As we previously reported, in July 2019 the U.S. Department of Health and Human Services (HHS) announced a Safe Importation Action Plan (Action Plan) created with the FDA to allow the importation of certain prescription drugs originally intended for foreign markets, and particularly Canada.  In the fall, the Trump administration announced implementation of the Action Plan (the “Final Rule”, see 85 Fed. Reg. 62,094 (Oct. 1, 2020)).  In response, on November 27, days before the Final Rule was to go into effect, Canadian Health Minister Patty Hadju signed an order to limit bulk exports of prescription drugs if they would create a shortage at home.  Hadju stated that “[c]ompanies will now also be required to provide information to assess existing or potential shortages, when requested, and within 24 hours if there is a serious or imminent health risk.”

In addition, on November 23, Pharmaceutical Research and Manufacturers of America (PhRMA), the Partnership for Safe Medicines (PSM), and the Council for Affordable Health Coverage (CAHC) (Plaintiffs), filed a complaint for declaratory and injunctive relief against HHS and the FDA.  In the Complaint, Plaintiffs allege that the Final Rule disregards key protections of the Federal Food, Drug, and Cosmetic Act (FDCA) designed to ensure patient safety.  Section 804 of the FDCA authorizes HHS to allow the importation of drugs by pharmacists and wholesalers for commercial distribution and by individual patients.  Section 804 is effective, however, only if the HHS Secretary certifies to Congress “that the implementation of this section will—(A) pose no additional risk to the public’s health and safety; and (B) result in a significant reduction in the cost of covered products to the American consumer”.  See Section 804 of the FDCA, 21 U.S.C. § 384(l)(1).  Plaintiffs allege that the HHS Secretary Alex Azar made no conclusory statements as to safety and cost savings of the Final Rule, and therefore Azar’s certification contradicts Section 804.  Plaintiffs seek that the Court hold unlawful, set aside and permanently enjoin implementation of the certification and Final Rule.

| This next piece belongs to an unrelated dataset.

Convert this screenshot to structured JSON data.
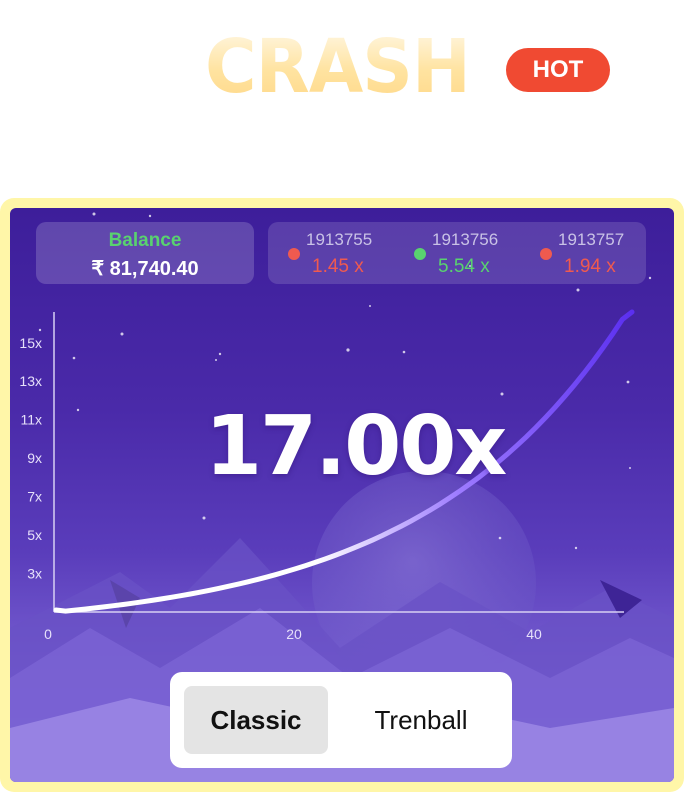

In addition, on December 4, PhRMA, the Association of Community Cancer Centers, the Global Colon Cancer Association and National Infusion Center Association filed a complaint against the U.S. Department of Health and Human Services, the Centers for Medicare and Medicaid Services and the Center for Medicare and Medicaid Innovation, asserting that the new prescription drug market regulation, known as the Most Favored Nation Rule (MFN Rule), exceeds the statutory authority provided to the Centers for Medicare and Medicaid Services, raises serious constitutional questions and improperly fails to follow required rulemaking procedures.  The MFN Rule links reimbursement for the top 50 physician-administered medicines to the lowest price available in 22 foreign countries in the Organization for Economic Co-operation and Development (OECD).  The Plaintiffs allege that a problem with this approach is that the foreign countries either impose government price setting, have single-payer health care systems, or otherwise make value judgments about quality of life unrelated to the US healthcare system.  PhRMA also states that government price setting is “detrimental to patient access to innovative medicines”.  Plaintiffs seek a preliminary and permanent injunction against the enforcement of the MFN Rule, including a temporary restraining order,  a declaration that the MFN Rule is unconstitutional and invalid, and other appropriate relief.